» Activity
In your answer, set down the records below exactly as they stand, omitting pictures.

» Information

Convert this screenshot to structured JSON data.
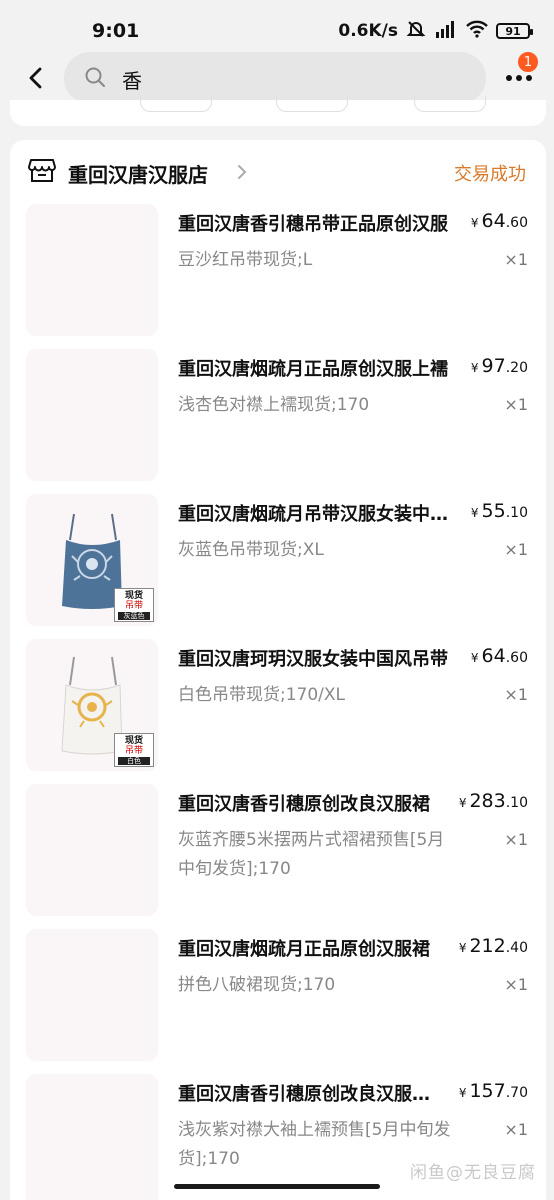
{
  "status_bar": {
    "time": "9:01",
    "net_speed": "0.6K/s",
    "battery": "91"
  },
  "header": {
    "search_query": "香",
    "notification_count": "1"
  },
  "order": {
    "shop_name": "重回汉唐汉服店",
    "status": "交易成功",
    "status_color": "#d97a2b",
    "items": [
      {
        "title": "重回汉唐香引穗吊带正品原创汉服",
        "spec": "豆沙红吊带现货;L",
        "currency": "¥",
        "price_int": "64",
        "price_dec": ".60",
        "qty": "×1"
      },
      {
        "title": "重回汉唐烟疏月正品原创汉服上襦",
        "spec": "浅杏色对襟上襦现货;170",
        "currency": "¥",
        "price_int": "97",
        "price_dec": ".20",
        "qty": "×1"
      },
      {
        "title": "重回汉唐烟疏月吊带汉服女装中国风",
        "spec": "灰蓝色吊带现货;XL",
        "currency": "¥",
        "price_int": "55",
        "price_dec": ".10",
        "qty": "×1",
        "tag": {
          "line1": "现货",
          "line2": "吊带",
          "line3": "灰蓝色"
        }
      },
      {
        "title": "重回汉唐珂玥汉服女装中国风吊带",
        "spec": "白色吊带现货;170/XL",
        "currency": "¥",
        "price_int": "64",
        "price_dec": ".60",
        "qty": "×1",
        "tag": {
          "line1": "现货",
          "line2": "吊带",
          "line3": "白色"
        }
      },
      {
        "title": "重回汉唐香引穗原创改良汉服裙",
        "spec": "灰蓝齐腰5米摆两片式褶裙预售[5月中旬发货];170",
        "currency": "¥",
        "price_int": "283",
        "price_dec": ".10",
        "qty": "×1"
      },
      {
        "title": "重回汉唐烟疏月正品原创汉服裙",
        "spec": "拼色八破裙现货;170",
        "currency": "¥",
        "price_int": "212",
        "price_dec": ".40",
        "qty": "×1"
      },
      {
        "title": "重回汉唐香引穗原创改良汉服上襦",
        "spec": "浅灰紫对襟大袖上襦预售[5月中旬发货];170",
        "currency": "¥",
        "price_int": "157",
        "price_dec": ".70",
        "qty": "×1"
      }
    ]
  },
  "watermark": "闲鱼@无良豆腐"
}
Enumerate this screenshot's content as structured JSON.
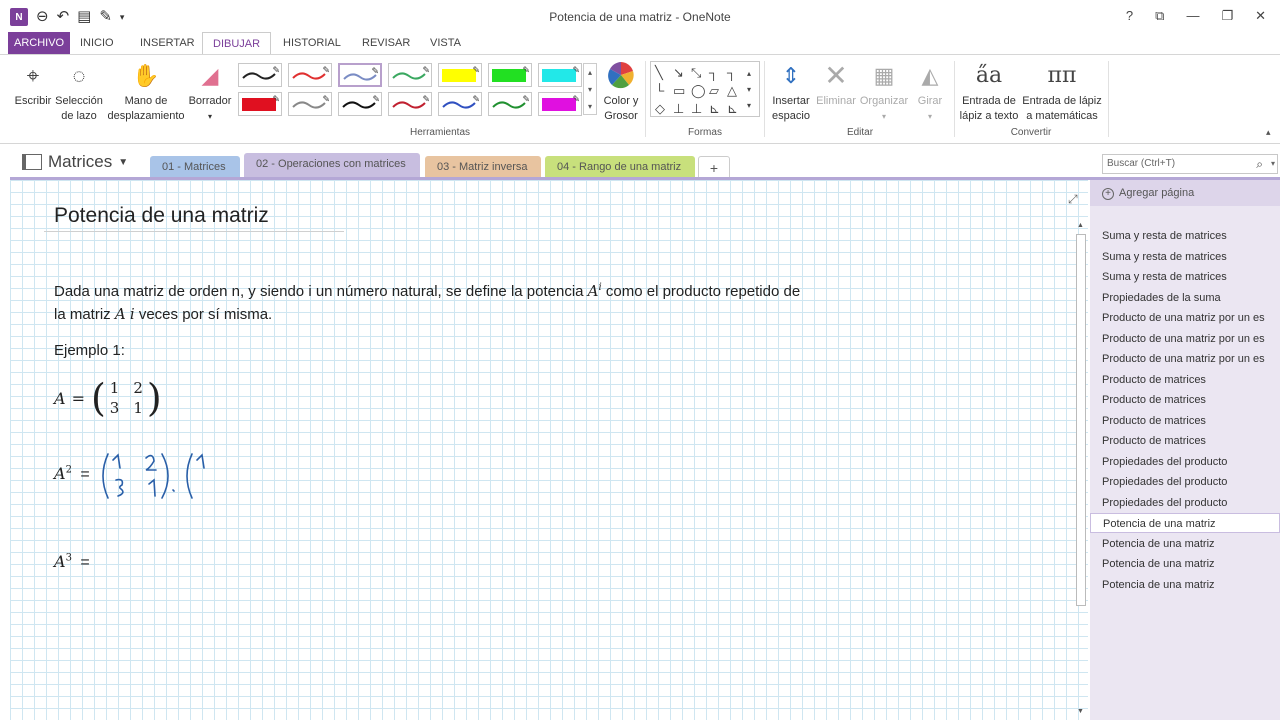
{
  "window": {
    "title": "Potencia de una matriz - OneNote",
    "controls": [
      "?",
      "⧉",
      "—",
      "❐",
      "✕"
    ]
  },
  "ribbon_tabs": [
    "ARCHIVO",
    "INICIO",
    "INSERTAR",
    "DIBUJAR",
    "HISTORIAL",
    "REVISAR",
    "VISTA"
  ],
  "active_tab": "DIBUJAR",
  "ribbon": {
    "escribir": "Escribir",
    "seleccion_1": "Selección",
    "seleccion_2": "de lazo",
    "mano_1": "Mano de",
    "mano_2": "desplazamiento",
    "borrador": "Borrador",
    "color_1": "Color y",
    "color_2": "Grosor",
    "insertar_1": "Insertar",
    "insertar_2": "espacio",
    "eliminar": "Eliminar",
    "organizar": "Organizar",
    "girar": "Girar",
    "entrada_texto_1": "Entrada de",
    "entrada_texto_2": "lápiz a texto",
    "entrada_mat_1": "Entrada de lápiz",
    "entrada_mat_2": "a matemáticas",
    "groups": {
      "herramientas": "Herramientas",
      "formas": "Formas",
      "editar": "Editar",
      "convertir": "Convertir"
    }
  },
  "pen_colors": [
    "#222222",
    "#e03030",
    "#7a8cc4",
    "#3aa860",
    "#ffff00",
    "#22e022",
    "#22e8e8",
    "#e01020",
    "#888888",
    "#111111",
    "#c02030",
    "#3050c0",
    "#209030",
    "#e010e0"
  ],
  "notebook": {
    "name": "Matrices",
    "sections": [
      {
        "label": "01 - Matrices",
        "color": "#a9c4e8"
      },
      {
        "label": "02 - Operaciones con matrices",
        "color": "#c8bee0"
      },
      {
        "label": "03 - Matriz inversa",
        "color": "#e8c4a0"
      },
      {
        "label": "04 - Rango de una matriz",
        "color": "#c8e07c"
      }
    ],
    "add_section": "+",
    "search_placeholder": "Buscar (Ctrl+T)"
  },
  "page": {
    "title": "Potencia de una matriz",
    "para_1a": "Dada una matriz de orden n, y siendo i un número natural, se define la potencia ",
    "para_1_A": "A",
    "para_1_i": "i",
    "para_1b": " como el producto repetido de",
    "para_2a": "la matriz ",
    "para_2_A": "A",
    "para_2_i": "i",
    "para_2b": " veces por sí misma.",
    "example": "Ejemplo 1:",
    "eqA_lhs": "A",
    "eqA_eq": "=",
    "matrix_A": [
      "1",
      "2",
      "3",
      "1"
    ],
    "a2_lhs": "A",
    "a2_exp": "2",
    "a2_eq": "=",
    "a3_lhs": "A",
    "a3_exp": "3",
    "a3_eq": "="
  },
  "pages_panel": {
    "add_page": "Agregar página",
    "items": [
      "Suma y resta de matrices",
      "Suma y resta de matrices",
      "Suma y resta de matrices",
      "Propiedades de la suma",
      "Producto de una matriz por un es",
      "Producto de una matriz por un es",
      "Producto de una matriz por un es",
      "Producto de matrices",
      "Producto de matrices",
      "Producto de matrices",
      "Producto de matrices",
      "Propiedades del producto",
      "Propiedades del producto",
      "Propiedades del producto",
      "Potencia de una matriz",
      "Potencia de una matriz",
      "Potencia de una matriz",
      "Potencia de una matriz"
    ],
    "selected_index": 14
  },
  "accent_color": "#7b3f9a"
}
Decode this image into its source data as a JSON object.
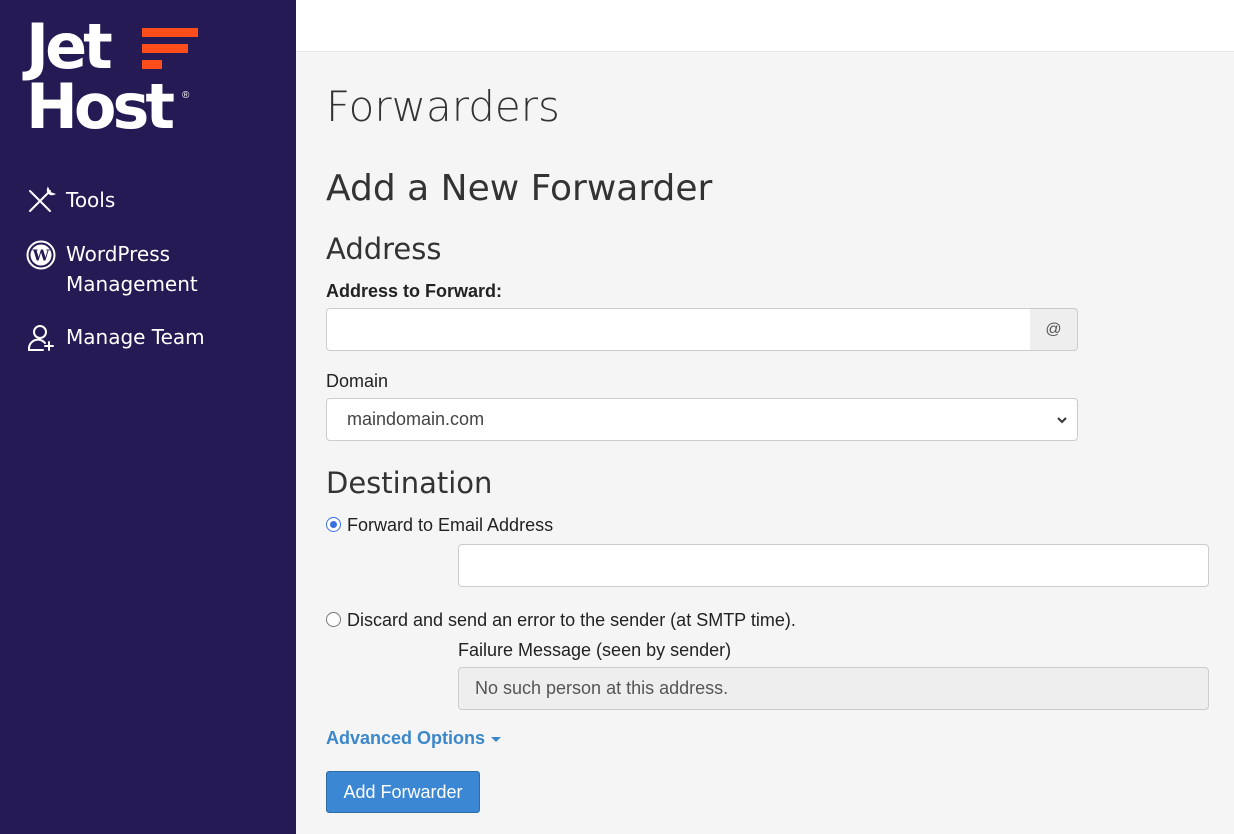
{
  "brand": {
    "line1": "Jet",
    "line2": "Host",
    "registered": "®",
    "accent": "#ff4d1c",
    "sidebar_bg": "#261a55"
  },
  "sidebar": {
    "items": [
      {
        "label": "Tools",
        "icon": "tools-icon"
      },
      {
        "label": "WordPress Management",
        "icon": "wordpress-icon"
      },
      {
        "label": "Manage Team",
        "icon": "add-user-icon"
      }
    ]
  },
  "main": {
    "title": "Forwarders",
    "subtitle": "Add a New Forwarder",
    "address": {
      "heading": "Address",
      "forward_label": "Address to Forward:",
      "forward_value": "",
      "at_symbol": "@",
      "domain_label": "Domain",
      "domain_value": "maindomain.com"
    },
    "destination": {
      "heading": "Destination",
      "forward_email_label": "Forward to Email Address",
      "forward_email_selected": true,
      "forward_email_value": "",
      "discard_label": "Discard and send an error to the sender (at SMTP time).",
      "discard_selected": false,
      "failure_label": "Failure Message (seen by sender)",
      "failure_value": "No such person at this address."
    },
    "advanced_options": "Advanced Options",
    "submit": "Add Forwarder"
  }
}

» Exercise solution
Convert this screenshot to structured JSON data.
{
  "status_bar": {
    "time": "9:01",
    "net_speed": "0.6K/s",
    "battery": "91"
  },
  "header": {
    "search_query": "香",
    "notification_count": "1"
  },
  "order": {
    "shop_name": "重回汉唐汉服店",
    "status": "交易成功",
    "status_color": "#d97a2b",
    "items": [
      {
        "title": "重回汉唐香引穗吊带正品原创汉服",
        "spec": "豆沙红吊带现货;L",
        "currency": "¥",
        "price_int": "64",
        "price_dec": ".60",
        "qty": "×1"
      },
      {
        "title": "重回汉唐烟疏月正品原创汉服上襦",
        "spec": "浅杏色对襟上襦现货;170",
        "currency": "¥",
        "price_int": "97",
        "price_dec": ".20",
        "qty": "×1"
      },
      {
        "title": "重回汉唐烟疏月吊带汉服女装中国风",
        "spec": "灰蓝色吊带现货;XL",
        "currency": "¥",
        "price_int": "55",
        "price_dec": ".10",
        "qty": "×1",
        "tag": {
          "line1": "现货",
          "line2": "吊带",
          "line3": "灰蓝色"
        }
      },
      {
        "title": "重回汉唐珂玥汉服女装中国风吊带",
        "spec": "白色吊带现货;170/XL",
        "currency": "¥",
        "price_int": "64",
        "price_dec": ".60",
        "qty": "×1",
        "tag": {
          "line1": "现货",
          "line2": "吊带",
          "line3": "白色"
        }
      },
      {
        "title": "重回汉唐香引穗原创改良汉服裙",
        "spec": "灰蓝齐腰5米摆两片式褶裙预售[5月中旬发货];170",
        "currency": "¥",
        "price_int": "283",
        "price_dec": ".10",
        "qty": "×1"
      },
      {
        "title": "重回汉唐烟疏月正品原创汉服裙",
        "spec": "拼色八破裙现货;170",
        "currency": "¥",
        "price_int": "212",
        "price_dec": ".40",
        "qty": "×1"
      },
      {
        "title": "重回汉唐香引穗原创改良汉服上襦",
        "spec": "浅灰紫对襟大袖上襦预售[5月中旬发货];170",
        "currency": "¥",
        "price_int": "157",
        "price_dec": ".70",
        "qty": "×1"
      }
    ]
  },
  "watermark": "闲鱼@无良豆腐"
}
Enumerate this screenshot's content as structured JSON.
{
  "window": {
    "title": "Potencia de una matriz - OneNote",
    "controls": [
      "?",
      "⧉",
      "—",
      "❐",
      "✕"
    ]
  },
  "ribbon_tabs": [
    "ARCHIVO",
    "INICIO",
    "INSERTAR",
    "DIBUJAR",
    "HISTORIAL",
    "REVISAR",
    "VISTA"
  ],
  "active_tab": "DIBUJAR",
  "ribbon": {
    "escribir": "Escribir",
    "seleccion_1": "Selección",
    "seleccion_2": "de lazo",
    "mano_1": "Mano de",
    "mano_2": "desplazamiento",
    "borrador": "Borrador",
    "color_1": "Color y",
    "color_2": "Grosor",
    "insertar_1": "Insertar",
    "insertar_2": "espacio",
    "eliminar": "Eliminar",
    "organizar": "Organizar",
    "girar": "Girar",
    "entrada_texto_1": "Entrada de",
    "entrada_texto_2": "lápiz a texto",
    "entrada_mat_1": "Entrada de lápiz",
    "entrada_mat_2": "a matemáticas",
    "groups": {
      "herramientas": "Herramientas",
      "formas": "Formas",
      "editar": "Editar",
      "convertir": "Convertir"
    }
  },
  "pen_colors": [
    "#222222",
    "#e03030",
    "#7a8cc4",
    "#3aa860",
    "#ffff00",
    "#22e022",
    "#22e8e8",
    "#e01020",
    "#888888",
    "#111111",
    "#c02030",
    "#3050c0",
    "#209030",
    "#e010e0"
  ],
  "notebook": {
    "name": "Matrices",
    "sections": [
      {
        "label": "01 - Matrices",
        "color": "#a9c4e8"
      },
      {
        "label": "02 - Operaciones con matrices",
        "color": "#c8bee0"
      },
      {
        "label": "03 - Matriz inversa",
        "color": "#e8c4a0"
      },
      {
        "label": "04 - Rango de una matriz",
        "color": "#c8e07c"
      }
    ],
    "add_section": "+",
    "search_placeholder": "Buscar (Ctrl+T)"
  },
  "page": {
    "title": "Potencia de una matriz",
    "para_1a": "Dada una matriz de orden n, y siendo i un número natural, se define la potencia ",
    "para_1_A": "A",
    "para_1_i": "i",
    "para_1b": " como el producto repetido de",
    "para_2a": "la matriz ",
    "para_2_A": "A",
    "para_2_i": "i",
    "para_2b": " veces por sí misma.",
    "example": "Ejemplo 1:",
    "eqA_lhs": "A",
    "eqA_eq": "=",
    "matrix_A": [
      "1",
      "2",
      "3",
      "1"
    ],
    "a2_lhs": "A",
    "a2_exp": "2",
    "a2_eq": "=",
    "a3_lhs": "A",
    "a3_exp": "3",
    "a3_eq": "="
  },
  "pages_panel": {
    "add_page": "Agregar página",
    "items": [
      "Suma y resta de matrices",
      "Suma y resta de matrices",
      "Suma y resta de matrices",
      "Propiedades de la suma",
      "Producto de una matriz por un es",
      "Producto de una matriz por un es",
      "Producto de una matriz por un es",
      "Producto de matrices",
      "Producto de matrices",
      "Producto de matrices",
      "Producto de matrices",
      "Propiedades del producto",
      "Propiedades del producto",
      "Propiedades del producto",
      "Potencia de una matriz",
      "Potencia de una matriz",
      "Potencia de una matriz",
      "Potencia de una matriz"
    ],
    "selected_index": 14
  },
  "accent_color": "#7b3f9a"
}
Decode this image into its source data as a JSON object.
{
  "brand": {
    "line1": "Jet",
    "line2": "Host",
    "registered": "®",
    "accent": "#ff4d1c",
    "sidebar_bg": "#261a55"
  },
  "sidebar": {
    "items": [
      {
        "label": "Tools",
        "icon": "tools-icon"
      },
      {
        "label": "WordPress Management",
        "icon": "wordpress-icon"
      },
      {
        "label": "Manage Team",
        "icon": "add-user-icon"
      }
    ]
  },
  "main": {
    "title": "Forwarders",
    "subtitle": "Add a New Forwarder",
    "address": {
      "heading": "Address",
      "forward_label": "Address to Forward:",
      "forward_value": "",
      "at_symbol": "@",
      "domain_label": "Domain",
      "domain_value": "maindomain.com"
    },
    "destination": {
      "heading": "Destination",
      "forward_email_label": "Forward to Email Address",
      "forward_email_selected": true,
      "forward_email_value": "",
      "discard_label": "Discard and send an error to the sender (at SMTP time).",
      "discard_selected": false,
      "failure_label": "Failure Message (seen by sender)",
      "failure_value": "No such person at this address."
    },
    "advanced_options": "Advanced Options",
    "submit": "Add Forwarder"
  }
}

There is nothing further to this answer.